Should a significantly higher loss be revealed during JPM's earnings report and subsequent conference call, all kinds of stuff could hit the fan. Not only would JPM's stock be impacted, it would also negatively impact the markets in general, and the banking industry in particular.
Just a few weeks back, JPM's CEO, Jaimie Dimon, managed to swat away the softball questions lobbed to him when he appeared before a Congressional committee that pretended to care about how such a huge loss could be suffered by one of the "too-big-to-fail" club members. The level of indignation by House members was the exact opposite of palpable, as they seemed to accept completely both Dimon's apologies and perfunctory explanations of the hedging process as performed by big banks. It seemed he was pretty much forgiven by all, as indicated by the rise in price of JPM's stock immediately following his performance.
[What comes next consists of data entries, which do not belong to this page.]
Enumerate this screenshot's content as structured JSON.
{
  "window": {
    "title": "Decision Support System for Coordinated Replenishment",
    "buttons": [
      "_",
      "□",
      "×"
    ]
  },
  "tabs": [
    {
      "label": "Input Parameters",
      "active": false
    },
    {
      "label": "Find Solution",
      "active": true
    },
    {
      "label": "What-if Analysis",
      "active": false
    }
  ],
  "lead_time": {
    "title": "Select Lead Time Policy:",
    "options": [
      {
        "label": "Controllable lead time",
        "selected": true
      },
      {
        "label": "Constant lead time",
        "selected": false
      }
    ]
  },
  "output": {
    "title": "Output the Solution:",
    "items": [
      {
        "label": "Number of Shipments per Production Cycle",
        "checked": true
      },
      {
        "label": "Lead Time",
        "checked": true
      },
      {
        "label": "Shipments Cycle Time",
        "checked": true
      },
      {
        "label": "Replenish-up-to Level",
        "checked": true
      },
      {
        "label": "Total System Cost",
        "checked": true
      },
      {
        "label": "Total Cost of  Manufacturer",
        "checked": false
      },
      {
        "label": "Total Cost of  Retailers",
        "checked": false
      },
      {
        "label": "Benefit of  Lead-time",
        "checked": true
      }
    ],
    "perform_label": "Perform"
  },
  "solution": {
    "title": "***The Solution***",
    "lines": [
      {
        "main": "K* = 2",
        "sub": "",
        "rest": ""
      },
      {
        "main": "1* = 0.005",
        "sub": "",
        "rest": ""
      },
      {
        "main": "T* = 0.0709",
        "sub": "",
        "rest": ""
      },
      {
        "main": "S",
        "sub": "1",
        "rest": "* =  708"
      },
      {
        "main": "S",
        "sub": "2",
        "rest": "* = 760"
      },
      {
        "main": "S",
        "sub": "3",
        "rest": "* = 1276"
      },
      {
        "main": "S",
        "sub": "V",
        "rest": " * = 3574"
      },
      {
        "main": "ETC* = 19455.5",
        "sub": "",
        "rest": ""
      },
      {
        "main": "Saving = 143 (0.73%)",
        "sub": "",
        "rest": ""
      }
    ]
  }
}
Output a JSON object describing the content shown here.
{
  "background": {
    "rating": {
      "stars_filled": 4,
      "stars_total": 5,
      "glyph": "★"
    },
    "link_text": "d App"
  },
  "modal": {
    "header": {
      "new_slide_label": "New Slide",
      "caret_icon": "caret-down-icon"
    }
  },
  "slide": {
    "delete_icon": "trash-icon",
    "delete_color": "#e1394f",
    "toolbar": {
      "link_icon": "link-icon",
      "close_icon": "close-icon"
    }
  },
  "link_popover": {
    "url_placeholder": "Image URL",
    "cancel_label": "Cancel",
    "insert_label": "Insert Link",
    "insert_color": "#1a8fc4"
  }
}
However, if those trading losses should be reported as north of $5 billion, it is possible that a whole new round of questions about the levels of risk-taking by big banks begins to re-emerge. This time, with the presidential election heating up, it is possible that the issue of market regulation re-emerges as one of the issues du jour.
Should that occur, Wall Street, already concerned about a less than robust domestic economy and a still unresolved sovereign debt crisis in Europe, might get a serious case of the jitters. In that event, investors who may not be convinced of the benefits of a summertime that features a thinly traded equity market may sell off and go to cash, something that has proved a solid bet for a good portion of the year.
Still, it remains a possibility that the reported earnings announcement by Alcoa (AA), which traditionally kicks off the earnings season, may surprise investors in a positive way, which may not prove a difficult task, seeing as how many analysts are predicting a low bar of expectations for this cycle in general. Should AA have good numbers, and JPM adequate ones, investors might find enough reason to go Bullish.
In addition, Monday's scheduled meeting between the Eurozone's finance ministers could continue the momentum established at last month's summit. All it would take would be an indication that what was agreed then is still on track now, particularly that the latest funding level and delivery mechanism of any additional bailout funds remains on track to be implemented this year.
It would cheer Wall Street, as well, to see some indications that the U.S. is moving away from, rather than toward, a new recession. Unfortunately, the economic reports out of Washington this week are rather secondary in nature, and will probably reveal little either way.
Full disclosure: The author does not personally hold any of the ETFs mentioned in this week's "What the Periscope Sees."
Disclaimer: This newsletter is published solely for informational purposes and is not to be construed as advice or a recommendation to specific individuals. Individuals should take into account their personal financial circumstances in acting on any rankings or stock selections provided by Sabrient. Sabrient makes no representations that the techniques used in its rankings or selections will result in or guarantee profits in trading. Trading involves risk, including possible loss of principal and other losses, and past performance is no indication of future results.